In Sindh, the areas cultivated by canals declined from 6.6 million acres to 5.3 million acres during the year 1997-98. Salinity and water-logging has affected the Sindh Province more than 57 per cent of the cultivable land of Sindh is under water-logging, whereas 41 per cent is under the influence of salinity. The Eucalyptus plant may tolerate salinity upto 10 mS/cm, but its cultivation has many advantages and disadvantages. This plant generally absorbs high quantity of saline water through its root and thus helps in reducing the salt from that lands. This situation makes the soil fertile for growing other economical plants. Field crops grown by man for food, fibre and fodder for animals. The land area available to him are limited, thus there is a need to grow more from each piece of land available to him to feed the ever increasing population, much of the land in Sindh is deteriorating very fast due to duel menace of water-logging and salinity. Research scientists in Sindh have made definite advance during the last 2 to 3 decades. Many new improved varieties with higher yields and quality have been developed. Chemical control of insect, pests diseases have proved useful in reducing losses due to their attack. However, there is a need to apply efficient production technology to obtain sufficient yield of crops in order to improve the growth of crops in salt-affected land.

In Sindh, crop fields are irrigated through the help of three barrages i.e. Sukkur, Guddu and Kotri.
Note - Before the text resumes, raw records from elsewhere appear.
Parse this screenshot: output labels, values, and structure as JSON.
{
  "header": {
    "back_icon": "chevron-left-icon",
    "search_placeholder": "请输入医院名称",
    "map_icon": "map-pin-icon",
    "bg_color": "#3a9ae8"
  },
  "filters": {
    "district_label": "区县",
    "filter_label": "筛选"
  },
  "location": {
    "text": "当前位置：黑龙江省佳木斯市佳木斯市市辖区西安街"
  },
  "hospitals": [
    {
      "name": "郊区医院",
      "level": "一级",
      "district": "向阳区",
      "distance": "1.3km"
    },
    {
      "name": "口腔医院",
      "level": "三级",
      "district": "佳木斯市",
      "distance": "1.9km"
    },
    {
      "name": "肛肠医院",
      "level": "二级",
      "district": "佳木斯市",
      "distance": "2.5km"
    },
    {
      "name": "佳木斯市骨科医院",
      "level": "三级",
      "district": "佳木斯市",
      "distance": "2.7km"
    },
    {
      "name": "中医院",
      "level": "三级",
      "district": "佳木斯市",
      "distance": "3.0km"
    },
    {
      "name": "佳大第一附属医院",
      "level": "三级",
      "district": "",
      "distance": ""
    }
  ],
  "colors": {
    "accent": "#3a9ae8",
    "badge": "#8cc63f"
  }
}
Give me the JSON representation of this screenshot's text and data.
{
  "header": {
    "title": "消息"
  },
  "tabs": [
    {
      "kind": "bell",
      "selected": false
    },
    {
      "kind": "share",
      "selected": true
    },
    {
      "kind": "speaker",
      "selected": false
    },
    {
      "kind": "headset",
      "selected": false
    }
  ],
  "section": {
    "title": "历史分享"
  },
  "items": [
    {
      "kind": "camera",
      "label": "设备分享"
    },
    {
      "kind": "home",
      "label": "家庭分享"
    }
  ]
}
The main crops which are grown in Sindh are wheat, rice, bajra, maize, jowar, barley, gram, lentil, mung, guar, cotton, sugarcane, sunflower, safflower, soybean, rape and mustard, groundnut (peanut), linseed, sesamum, castor, chillies, matter, fodder, potato, cowpea, red gram (arhar), clover, berseem, date palm, carrot, onion, tomato.

The soil needs management practices and fertilization. Addition of farm yard manure, green manure through legume crops is necessary to improve the soil conditions. Along with manure and N,P,K fertilizers are very useful to increase the crop productivity by improving the physical and chemical properties of the soil. Irrigation is also essential for the growth of the crops. Application of water to soil for the purpose of supplying moisture essential for plant growth. Crop water use is usually expressed in acre inches. An acre inch is the amount of water required to cover one acre of land with one inch of water.